>>>
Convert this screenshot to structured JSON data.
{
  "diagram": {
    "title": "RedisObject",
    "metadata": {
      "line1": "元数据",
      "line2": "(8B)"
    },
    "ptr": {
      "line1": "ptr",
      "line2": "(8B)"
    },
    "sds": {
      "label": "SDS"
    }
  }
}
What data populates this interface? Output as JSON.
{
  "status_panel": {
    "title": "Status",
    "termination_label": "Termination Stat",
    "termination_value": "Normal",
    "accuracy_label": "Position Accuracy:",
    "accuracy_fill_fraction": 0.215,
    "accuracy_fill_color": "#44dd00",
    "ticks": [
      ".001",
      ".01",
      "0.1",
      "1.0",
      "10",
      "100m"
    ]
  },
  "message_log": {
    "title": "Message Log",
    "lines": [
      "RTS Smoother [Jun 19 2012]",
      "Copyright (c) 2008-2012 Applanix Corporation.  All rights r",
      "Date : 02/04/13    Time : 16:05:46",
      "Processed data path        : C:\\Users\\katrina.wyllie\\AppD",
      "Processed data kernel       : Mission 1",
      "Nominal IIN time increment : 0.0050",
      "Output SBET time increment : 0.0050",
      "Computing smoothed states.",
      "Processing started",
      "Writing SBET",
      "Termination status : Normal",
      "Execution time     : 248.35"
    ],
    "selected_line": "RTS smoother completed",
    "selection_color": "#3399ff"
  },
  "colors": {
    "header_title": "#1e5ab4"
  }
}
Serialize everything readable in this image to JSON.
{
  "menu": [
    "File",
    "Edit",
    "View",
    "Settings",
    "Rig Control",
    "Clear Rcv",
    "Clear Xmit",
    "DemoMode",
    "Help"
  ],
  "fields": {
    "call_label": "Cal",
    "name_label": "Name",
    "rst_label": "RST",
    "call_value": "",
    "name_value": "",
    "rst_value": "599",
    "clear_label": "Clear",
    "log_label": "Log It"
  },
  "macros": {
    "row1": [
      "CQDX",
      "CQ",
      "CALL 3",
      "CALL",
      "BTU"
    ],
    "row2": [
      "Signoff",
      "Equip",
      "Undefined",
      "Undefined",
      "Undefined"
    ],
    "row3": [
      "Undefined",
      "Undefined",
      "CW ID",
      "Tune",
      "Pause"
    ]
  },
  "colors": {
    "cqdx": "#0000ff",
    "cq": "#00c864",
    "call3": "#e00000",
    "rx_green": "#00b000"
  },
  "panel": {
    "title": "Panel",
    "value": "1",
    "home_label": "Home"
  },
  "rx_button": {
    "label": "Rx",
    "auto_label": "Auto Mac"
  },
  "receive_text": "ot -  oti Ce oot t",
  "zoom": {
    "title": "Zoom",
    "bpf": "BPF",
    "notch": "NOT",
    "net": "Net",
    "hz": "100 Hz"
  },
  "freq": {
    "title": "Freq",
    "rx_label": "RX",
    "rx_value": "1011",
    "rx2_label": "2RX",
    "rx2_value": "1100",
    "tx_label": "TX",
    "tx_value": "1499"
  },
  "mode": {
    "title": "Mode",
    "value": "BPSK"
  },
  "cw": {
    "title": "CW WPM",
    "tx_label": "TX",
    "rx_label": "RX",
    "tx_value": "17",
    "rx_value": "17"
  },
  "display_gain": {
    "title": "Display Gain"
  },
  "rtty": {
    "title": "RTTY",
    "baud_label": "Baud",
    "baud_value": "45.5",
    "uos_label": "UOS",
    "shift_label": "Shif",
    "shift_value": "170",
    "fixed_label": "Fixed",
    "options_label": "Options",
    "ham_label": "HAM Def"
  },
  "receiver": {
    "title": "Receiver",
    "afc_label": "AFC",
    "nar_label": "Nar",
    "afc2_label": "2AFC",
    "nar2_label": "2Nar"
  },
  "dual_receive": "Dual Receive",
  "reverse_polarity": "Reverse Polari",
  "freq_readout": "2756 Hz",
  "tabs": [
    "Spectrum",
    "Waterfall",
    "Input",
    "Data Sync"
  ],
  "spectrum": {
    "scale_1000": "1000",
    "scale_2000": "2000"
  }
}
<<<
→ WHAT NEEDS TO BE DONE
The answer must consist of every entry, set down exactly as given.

→ PROBLEM SOLUTION
Convert this screenshot to structured JSON data.
{
  "diagram": {
    "title": "RedisObject",
    "metadata": {
      "line1": "元数据",
      "line2": "(8B)"
    },
    "ptr": {
      "line1": "ptr",
      "line2": "(8B)"
    },
    "sds": {
      "label": "SDS"
    }
  }
}
What data populates this interface? Output as JSON.
{
  "status_panel": {
    "title": "Status",
    "termination_label": "Termination Stat",
    "termination_value": "Normal",
    "accuracy_label": "Position Accuracy:",
    "accuracy_fill_fraction": 0.215,
    "accuracy_fill_color": "#44dd00",
    "ticks": [
      ".001",
      ".01",
      "0.1",
      "1.0",
      "10",
      "100m"
    ]
  },
  "message_log": {
    "title": "Message Log",
    "lines": [
      "RTS Smoother [Jun 19 2012]",
      "Copyright (c) 2008-2012 Applanix Corporation.  All rights r",
      "Date : 02/04/13    Time : 16:05:46",
      "Processed data path        : C:\\Users\\katrina.wyllie\\AppD",
      "Processed data kernel       : Mission 1",
      "Nominal IIN time increment : 0.0050",
      "Output SBET time increment : 0.0050",
      "Computing smoothed states.",
      "Processing started",
      "Writing SBET",
      "Termination status : Normal",
      "Execution time     : 248.35"
    ],
    "selected_line": "RTS smoother completed",
    "selection_color": "#3399ff"
  },
  "colors": {
    "header_title": "#1e5ab4"
  }
}
Serialize everything readable in this image to JSON.
{
  "menu": [
    "File",
    "Edit",
    "View",
    "Settings",
    "Rig Control",
    "Clear Rcv",
    "Clear Xmit",
    "DemoMode",
    "Help"
  ],
  "fields": {
    "call_label": "Cal",
    "name_label": "Name",
    "rst_label": "RST",
    "call_value": "",
    "name_value": "",
    "rst_value": "599",
    "clear_label": "Clear",
    "log_label": "Log It"
  },
  "macros": {
    "row1": [
      "CQDX",
      "CQ",
      "CALL 3",
      "CALL",
      "BTU"
    ],
    "row2": [
      "Signoff",
      "Equip",
      "Undefined",
      "Undefined",
      "Undefined"
    ],
    "row3": [
      "Undefined",
      "Undefined",
      "CW ID",
      "Tune",
      "Pause"
    ]
  },
  "colors": {
    "cqdx": "#0000ff",
    "cq": "#00c864",
    "call3": "#e00000",
    "rx_green": "#00b000"
  },
  "panel": {
    "title": "Panel",
    "value": "1",
    "home_label": "Home"
  },
  "rx_button": {
    "label": "Rx",
    "auto_label": "Auto Mac"
  },
  "receive_text": "ot -  oti Ce oot t",
  "zoom": {
    "title": "Zoom",
    "bpf": "BPF",
    "notch": "NOT",
    "net": "Net",
    "hz": "100 Hz"
  },
  "freq": {
    "title": "Freq",
    "rx_label": "RX",
    "rx_value": "1011",
    "rx2_label": "2RX",
    "rx2_value": "1100",
    "tx_label": "TX",
    "tx_value": "1499"
  },
  "mode": {
    "title": "Mode",
    "value": "BPSK"
  },
  "cw": {
    "title": "CW WPM",
    "tx_label": "TX",
    "rx_label": "RX",
    "tx_value": "17",
    "rx_value": "17"
  },
  "display_gain": {
    "title": "Display Gain"
  },
  "rtty": {
    "title": "RTTY",
    "baud_label": "Baud",
    "baud_value": "45.5",
    "uos_label": "UOS",
    "shift_label": "Shif",
    "shift_value": "170",
    "fixed_label": "Fixed",
    "options_label": "Options",
    "ham_label": "HAM Def"
  },
  "receiver": {
    "title": "Receiver",
    "afc_label": "AFC",
    "nar_label": "Nar",
    "afc2_label": "2AFC",
    "nar2_label": "2Nar"
  },
  "dual_receive": "Dual Receive",
  "reverse_polarity": "Reverse Polari",
  "freq_readout": "2756 Hz",
  "tabs": [
    "Spectrum",
    "Waterfall",
    "Input",
    "Data Sync"
  ],
  "spectrum": {
    "scale_1000": "1000",
    "scale_2000": "2000"
  }
}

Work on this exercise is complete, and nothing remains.